Similar topics


Other stories you might like

  • The ‘substantial contributions’ Intel has promised to boost RISC-V adoption
    With the benefit of maybe revitalizing the x86 giant’s foundry business

    Analysis Here's something that would have seemed outlandish only a few years ago: to help fuel Intel's future growth, the x86 giant has vowed to do what it can to make the open-source RISC-V ISA worthy of widespread adoption.

    In a presentation, an Intel representative shared some details of how the chipmaker plans to contribute to RISC-V as part of its bet that the instruction set architecture will fuel growth for its revitalized contract chip manufacturing business.

    While Intel invested in RISC-V chip designer SiFive in 2018, the semiconductor titan's intentions with RISC-V evolved last year when it revealed that the contract manufacturing business key to its comeback, Intel Foundry Services, would be willing to make chips compatible with x86, Arm, and RISC-V ISAs. The chipmaker then announced in February it joined RISC-V International, the ISA's governing body, and launched a $1 billion innovation fund that will support chip designers, including those making RISC-V components.

    Continue reading
  • FBI warns of North Korean cyberspies posing as foreign IT workers
    Looking for tech talent? Kim Jong-un's friendly freelancers, at your service

    Pay close attention to that resume before offering that work contract.

    The FBI, in a joint advisory with the US government Departments of State and Treasury, has warned that North Korea's cyberspies are posing as non-North-Korean IT workers to bag Western jobs to advance Kim Jong-un's nefarious pursuits.

    In guidance [PDF] issued this week, the Feds warned that these techies often use fake IDs and other documents to pose as non-North-Korean nationals to gain freelance employment in North America, Europe, and east Asia.
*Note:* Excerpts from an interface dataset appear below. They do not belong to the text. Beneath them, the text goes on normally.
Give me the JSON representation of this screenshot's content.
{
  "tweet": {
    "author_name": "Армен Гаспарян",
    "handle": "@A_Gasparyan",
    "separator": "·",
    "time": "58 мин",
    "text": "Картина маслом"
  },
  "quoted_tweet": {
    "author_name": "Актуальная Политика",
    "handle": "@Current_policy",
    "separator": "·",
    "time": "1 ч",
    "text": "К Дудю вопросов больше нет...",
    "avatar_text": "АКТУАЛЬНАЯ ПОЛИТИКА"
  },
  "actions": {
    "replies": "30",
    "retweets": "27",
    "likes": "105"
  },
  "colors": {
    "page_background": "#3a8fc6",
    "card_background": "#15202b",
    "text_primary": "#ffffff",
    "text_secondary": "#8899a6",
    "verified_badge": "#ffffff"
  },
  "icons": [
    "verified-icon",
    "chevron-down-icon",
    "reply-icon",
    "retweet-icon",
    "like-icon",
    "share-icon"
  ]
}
Additionally, North Korean IT workers may accept foreign contracts and then outsource those projects to non-North-Korean folks.

    Continue reading
  • Elon Musk says Twitter buy 'cannot move forward' until spam stats spat settled
    A stunning surprise to no one in this Solar System
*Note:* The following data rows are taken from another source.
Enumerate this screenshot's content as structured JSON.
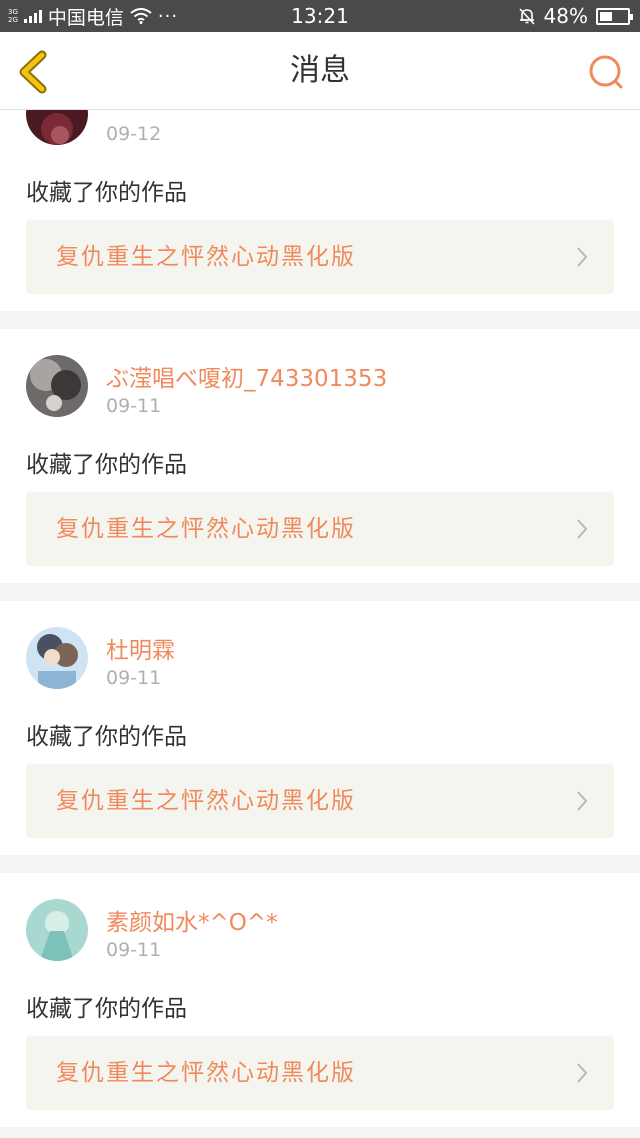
{
  "status_bar": {
    "network_top": "3G",
    "network_bottom": "2G",
    "carrier": "中国电信",
    "more": "···",
    "time": "13:21",
    "battery_percent_label": "48%",
    "battery_level": 0.48
  },
  "nav": {
    "title": "消息",
    "back_icon": "chevron-left-icon",
    "search_icon": "search-icon",
    "accent": "#f2c417",
    "search_color": "#f08a5d"
  },
  "colors": {
    "username": "#f08a5d",
    "work_title": "#f08a5d",
    "date": "#b0b0b0",
    "card_bg": "#ffffff",
    "work_bg": "#f5f5f0"
  },
  "messages": [
    {
      "username": "",
      "date": "09-12",
      "action": "收藏了你的作品",
      "work_title": "复仇重生之怦然心动黑化版",
      "avatar": "dark-red"
    },
    {
      "username": "ぶ滢唱べ嗄初_743301353",
      "date": "09-11",
      "action": "收藏了你的作品",
      "work_title": "复仇重生之怦然心动黑化版",
      "avatar": "gray"
    },
    {
      "username": "杜明霖",
      "date": "09-11",
      "action": "收藏了你的作品",
      "work_title": "复仇重生之怦然心动黑化版",
      "avatar": "blue"
    },
    {
      "username": "素颜如水*^O^*",
      "date": "09-11",
      "action": "收藏了你的作品",
      "work_title": "复仇重生之怦然心动黑化版",
      "avatar": "teal"
    }
  ]
}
    Elon Musk said his bid to acquire and privatize Twitter "cannot move forward" until the social network proves its claim that fake bot accounts make up less than five per cent of all users.

    The world's richest meme lord formally launched efforts to take over Twitter last month after buying a 9.2 per cent stake in the biz. He declined an offer to join the board of directors, only to return asking if he could buy the social media platform outright at $54.20 per share. Twitter's board resisted Musk's plans at first, installing a "poison pill" to hamper a hostile takeover before accepting the deal, worth over $44 billion.

    But then it appears Musk spotted something in Twitter's latest filing to America's financial watchdog, the SEC. The paperwork asserted that "fewer than five percent" of Twitter's monetizable daily active users (mDAUs) in the first quarter of 2022 were fake or spammer accounts, which Musk objected to: he felt that figure should be a lot higher. He had earlier proclaimed that ridding Twitter of spam bots was a priority for him, post-takeover.

    Continue reading

Biting the hand that feeds IT © 1998–2022